The whole nation is in turmoil due to the provisions of the new Information Technology Rules, 2021. To understand the situation better, we will see what the rules are and why they are causing conflicts with the Government.
New IT rules that undermine the power of social media
The proposed new rules will cover social media companies like Facebook and Twitter, OTT platforms such as Netflix, Amazon Prime, Hotstar, and digital news publishers like The News Minute, Scroll, Quint, The Wire, Newslaundry, The Cue.
Indian Government revealed the new social media rules on February 25, 2021. As per the new rules, social media intermediaries will now come under a three-tier regulatory regime. In this context, “social media intermediary” refers to an intermediary which primarily enables interaction between two or more users and allows them to create, upload, share, disseminate, modify or access information using its services.
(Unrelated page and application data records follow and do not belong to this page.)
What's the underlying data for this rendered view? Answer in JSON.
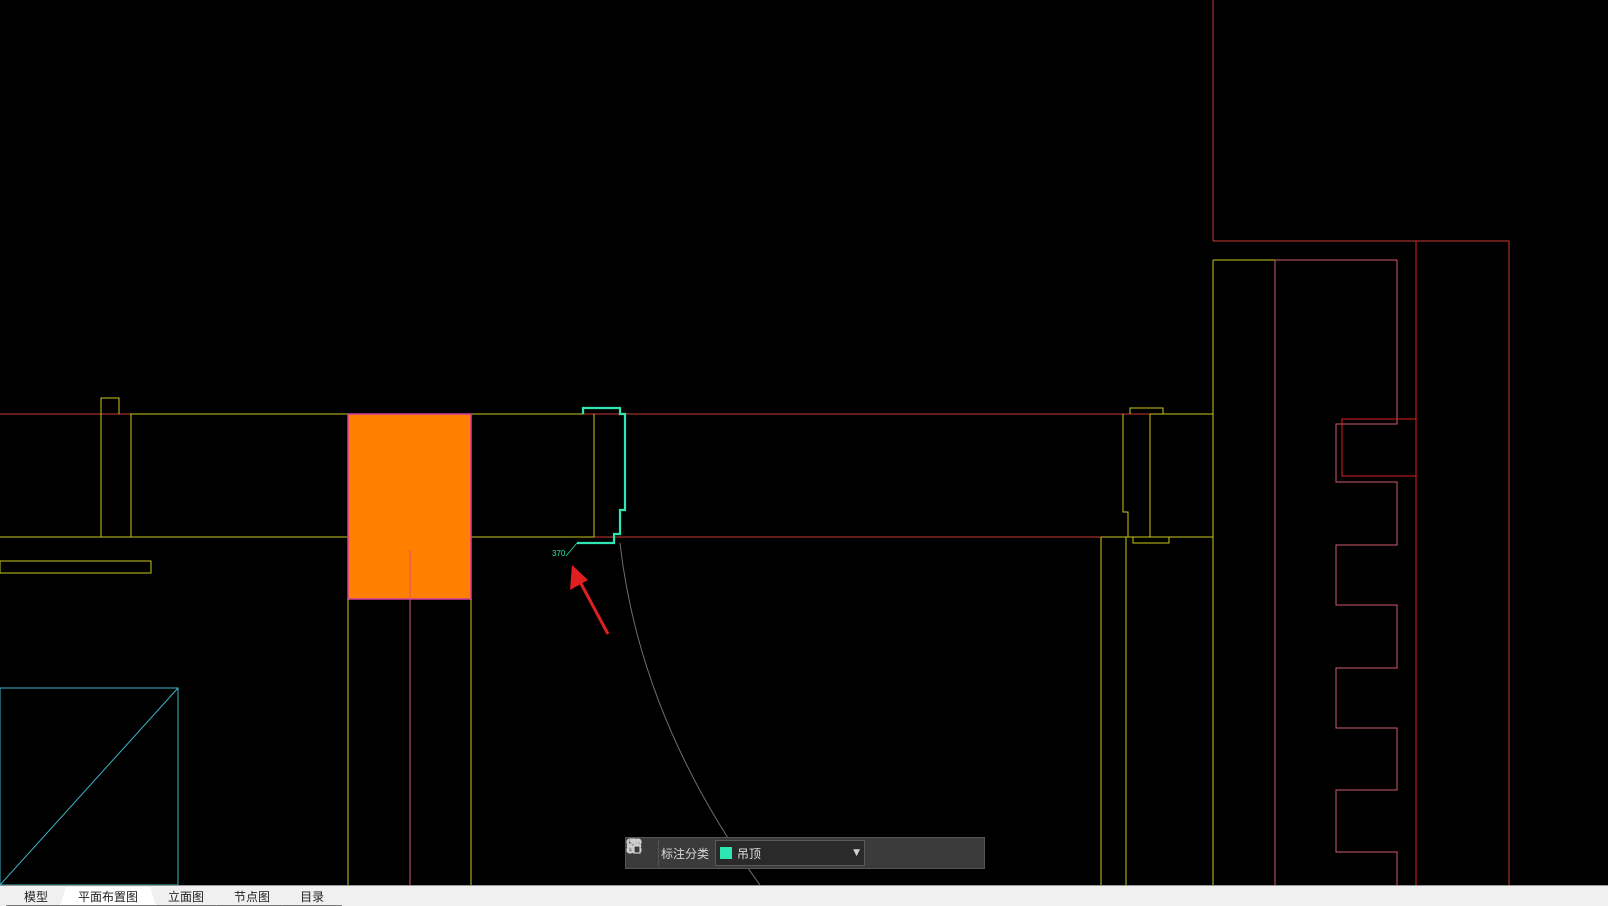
{
  "drawing": {
    "dimension_text": "370",
    "colors": {
      "background": "#000000",
      "wall_yellow": "#c8c81e",
      "line_red": "#c83c32",
      "bright_red": "#e01e1e",
      "pink_red": "#d25a6e",
      "highlight_cyan": "#2de6b4",
      "column_fill": "#ff8000",
      "column_border": "#d23ca0",
      "arc_gray": "#6e6e6e",
      "cyan_box": "#3cb4c8",
      "arrow_red": "#e02020"
    }
  },
  "toolbar": {
    "grid_icon": "grid-icon",
    "label": "标注分类",
    "layer_value": "吊顶",
    "layer_color": "#2de6b4",
    "icons": [
      "edit-icon",
      "move-icon",
      "copy-icon",
      "paste-icon"
    ]
  },
  "tabs": [
    {
      "label": "模型",
      "active": false
    },
    {
      "label": "平面布置图",
      "active": true
    },
    {
      "label": "立面图",
      "active": false
    },
    {
      "label": "节点图",
      "active": false
    },
    {
      "label": "目录",
      "active": false
    }
  ]
}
- The First Tier
The first tier follows a self-regulating mechanism. The social media intermediary is required to appoint a resident Chief Compliant Officer, nodal contact person, and a resident Grievance Officer. The Chief Compliant Officer shall ensure compliance with the Act and the rules thereunder. The nodal officers shall coordinate with the law enforcement agencies to ensure compliance with their orders. The Grievance Officer shall acknowledge the complaint of a user within 24 hours and dispose of such complaint within a period of fifteen days from the date of its receipt.
- The Second Tier
The second tier is self-regulated by a self-regulating body. This body consists of a retired judge or an eminent person from the department of media, entertainment, or any relevant field. It has the power to censure, modify or delete any content it deems a cognizable offense.
- The Third Tier
The third tier follows an oversight mechanism. It establishes an Inter-Departmental Committee that mainly performs the functions of the self-regulatory bodies.
Some of the chief issues that worry the social media companies
- Privacy concerns
One of the provisions of the new rules requires that the social media intermediaries disclose the identity of the “first originator” of the information that threatens the sovereignty and integrity of India, the security of the state, or public order.
- Usage of AI
The Indian Government also requires the social media intermediaries to deploy technology-based measures to identify information that depicts any act or simulation in any form depicting rape, child sexual abuse, or conduct, whether explicit or implicit.
Reactions to the imposed IT rules:
Obtaining the identification of the first originator would break the end-to-end encryption. By breaking the encryption, users cannot safely exchange chats, photos, or information on social media platforms without them being open to access not just by bureaucrats and government bodies but also by hackers.
While it is necessary to deploy Artificial Intelligence (AI) to monitor objectionable content, there are certain limitations to implementing it. With the number of users increasing, it is laborious to moderate the amount of content generated every day.
WhatsApp’s stand against the Government
While Facebook has complied with the new rules and Twitter has remained a silent bystander, WhatsApp has filed a lawsuit in India which seeks to block the new digital ethics code from coming into force. For WhatsApp to identify the first originator of even one message, it has to restructure the entire platform. This feature compromises the privacy of billions of people who communicate digitally. The other concern is that freedom of speech and any form of expression of dissent would be hampered.
IT Minister Ravi Shankar Prasad has stated, “It is WhatsApp’s responsibility to find a technical solution, whether through encryption or otherwise.” It will be interesting to witness how far India would go to press WhatsApp to comply with the new rule.